Please give the data again in full, precisely as it is written.

BEGIN

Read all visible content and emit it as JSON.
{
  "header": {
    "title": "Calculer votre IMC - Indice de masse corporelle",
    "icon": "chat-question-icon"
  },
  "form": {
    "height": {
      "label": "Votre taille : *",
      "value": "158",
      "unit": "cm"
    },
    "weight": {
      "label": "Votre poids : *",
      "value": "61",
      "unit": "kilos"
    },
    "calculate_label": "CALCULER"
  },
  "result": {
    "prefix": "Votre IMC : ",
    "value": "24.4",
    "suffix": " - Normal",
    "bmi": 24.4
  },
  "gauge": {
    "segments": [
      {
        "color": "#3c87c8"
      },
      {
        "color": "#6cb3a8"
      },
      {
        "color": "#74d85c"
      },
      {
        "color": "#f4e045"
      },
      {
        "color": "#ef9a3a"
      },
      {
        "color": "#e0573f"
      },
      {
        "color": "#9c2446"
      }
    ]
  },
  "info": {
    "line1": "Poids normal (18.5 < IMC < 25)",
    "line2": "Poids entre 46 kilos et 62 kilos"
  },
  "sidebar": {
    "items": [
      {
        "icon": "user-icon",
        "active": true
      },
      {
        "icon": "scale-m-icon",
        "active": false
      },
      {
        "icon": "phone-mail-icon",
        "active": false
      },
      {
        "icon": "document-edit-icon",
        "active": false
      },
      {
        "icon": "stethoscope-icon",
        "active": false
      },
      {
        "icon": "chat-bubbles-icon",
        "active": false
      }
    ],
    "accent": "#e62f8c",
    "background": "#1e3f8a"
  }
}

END

Output of the exercise:
Read all visible content and emit it as JSON.
{
  "header": {
    "title": "Calculer votre IMC - Indice de masse corporelle",
    "icon": "chat-question-icon"
  },
  "form": {
    "height": {
      "label": "Votre taille : *",
      "value": "158",
      "unit": "cm"
    },
    "weight": {
      "label": "Votre poids : *",
      "value": "61",
      "unit": "kilos"
    },
    "calculate_label": "CALCULER"
  },
  "result": {
    "prefix": "Votre IMC : ",
    "value": "24.4",
    "suffix": " - Normal",
    "bmi": 24.4
  },
  "gauge": {
    "segments": [
      {
        "color": "#3c87c8"
      },
      {
        "color": "#6cb3a8"
      },
      {
        "color": "#74d85c"
      },
      {
        "color": "#f4e045"
      },
      {
        "color": "#ef9a3a"
      },
      {
        "color": "#e0573f"
      },
      {
        "color": "#9c2446"
      }
    ]
  },
  "info": {
    "line1": "Poids normal (18.5 < IMC < 25)",
    "line2": "Poids entre 46 kilos et 62 kilos"
  },
  "sidebar": {
    "items": [
      {
        "icon": "user-icon",
        "active": true
      },
      {
        "icon": "scale-m-icon",
        "active": false
      },
      {
        "icon": "phone-mail-icon",
        "active": false
      },
      {
        "icon": "document-edit-icon",
        "active": false
      },
      {
        "icon": "stethoscope-icon",
        "active": false
      },
      {
        "icon": "chat-bubbles-icon",
        "active": false
      }
    ],
    "accent": "#e62f8c",
    "background": "#1e3f8a"
  }
}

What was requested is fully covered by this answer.